The advantages of an attorney’s fee’ provisions are as follows:

  • If you file a lawsuit against a party and prevail, you will be entitled to your reasonable attorney’s fees
  • If you are sued by someone and you prevail in defending yourself, you will be entitled to your reasonable attorney’s fees
  • It is more economically feasible to file a lawsuit for a smaller amount of money, and an attorney is more likely to take your case, if you are also able to collect your attorney’s fees
  • Attorney’s fees provisions can discourage frivolous lawsuits from being filed

Disadvantages to attorney’s Fees Provisions are as follows:

  • If you file a lawsuit and don't prevail, you will probably be required to pay the prevailing party's reasonable attorneys fees
  • If you are sued and don't prevail, you will probably be required to pay the prevailing party's attorney’s fees and your own.

Many of us in the freelancer community are familiar with the unspoken squeamishness some clients show when the topic of contracts comes up. So rather than rock the boat and threaten the relationship, a lot of us will sometimes just take our clients word as bond and do business trusting that everything will work out in the end.

What are your thoughts on doing these kinds of “handshake” deals?

SC: Some types of agreement require a written contract in order to be enforceable, i.e., real estate purchases. For example, in California, Civil Code Section 1624 sets forth a list of types of agreements that need to be in writing.

If a contract is not required to be in writing, “handshake” deals can work if there is a large degree of trust between the parties, if the parties have a history of working together that way, and/or the freelancer requires payment up front.

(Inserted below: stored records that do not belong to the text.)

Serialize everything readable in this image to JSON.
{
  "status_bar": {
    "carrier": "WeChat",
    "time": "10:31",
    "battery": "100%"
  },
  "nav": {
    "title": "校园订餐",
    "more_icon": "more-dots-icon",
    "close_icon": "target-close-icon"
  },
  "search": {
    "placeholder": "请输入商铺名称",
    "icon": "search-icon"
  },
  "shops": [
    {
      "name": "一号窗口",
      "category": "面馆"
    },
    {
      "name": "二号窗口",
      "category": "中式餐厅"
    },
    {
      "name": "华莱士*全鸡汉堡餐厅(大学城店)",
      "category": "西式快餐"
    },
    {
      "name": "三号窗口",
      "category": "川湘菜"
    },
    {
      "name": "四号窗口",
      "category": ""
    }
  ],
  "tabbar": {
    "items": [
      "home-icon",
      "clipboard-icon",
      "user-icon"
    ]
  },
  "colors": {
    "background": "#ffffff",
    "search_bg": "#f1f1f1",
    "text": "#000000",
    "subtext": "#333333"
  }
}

Having said that, it is always better to have a contract that spells out with specificity the obligations of the parties in order to avoid any misunderstandings. If a potential client wants to work with you but does but is unwilling to sign a contract, then that this a harbinger of things to come.

So say I do have a strong case and an attorney is willing to work with me, how long is it going to take before I get paid?

SC: The time is takes to resolve a dispute once an attorney is involved depends on a number of factors including the type of dispute and personalities of the parties involved. In that sense, it could take hours, days, months or years also depending on whether filing a Complaint becomes necessary. Your attorney will be able to give you a better idea of the length of the process.

A lot of freelancers dealing with nonpayment problems might be a little nervous about appearing in a courtroom, so rather than going through the whole ordeal, we might be more inclined to take the loss and just move on.

What can you say about the process that might make freelancers more comfortable with bringing their case to an attorney?

SC: There is little downside in bringing a case to an attorney for a consultation. Often times, attorneys are able to resolve disputes prior to litigation being necessary. An attorney should be able to explain all the options available in terms of resolving a case and the time/cost involved in each option, so that the freelancer can make an informed decision.

While consulting an attorney can be a good idea, retaining an attorney is not always the best course of action. Often times, a plaintiff can invest a lot of time, resources and emotions into pursuing a claim and then either break-even or end up losing more money in the end. Whether to pursue a claim is a highly personal decision and should not be taken lightly.

Scott Comerford is an attorney based in Santa Rosa and representing clients throughout Northern California. He has previously practiced at a small law firm, a large national law firm and an international insurance company. The Law Office of Scott Comerford specializes in helping individuals and businesses with their civil litigation needs related to real estate law, construction litigation and breach of contract disputes.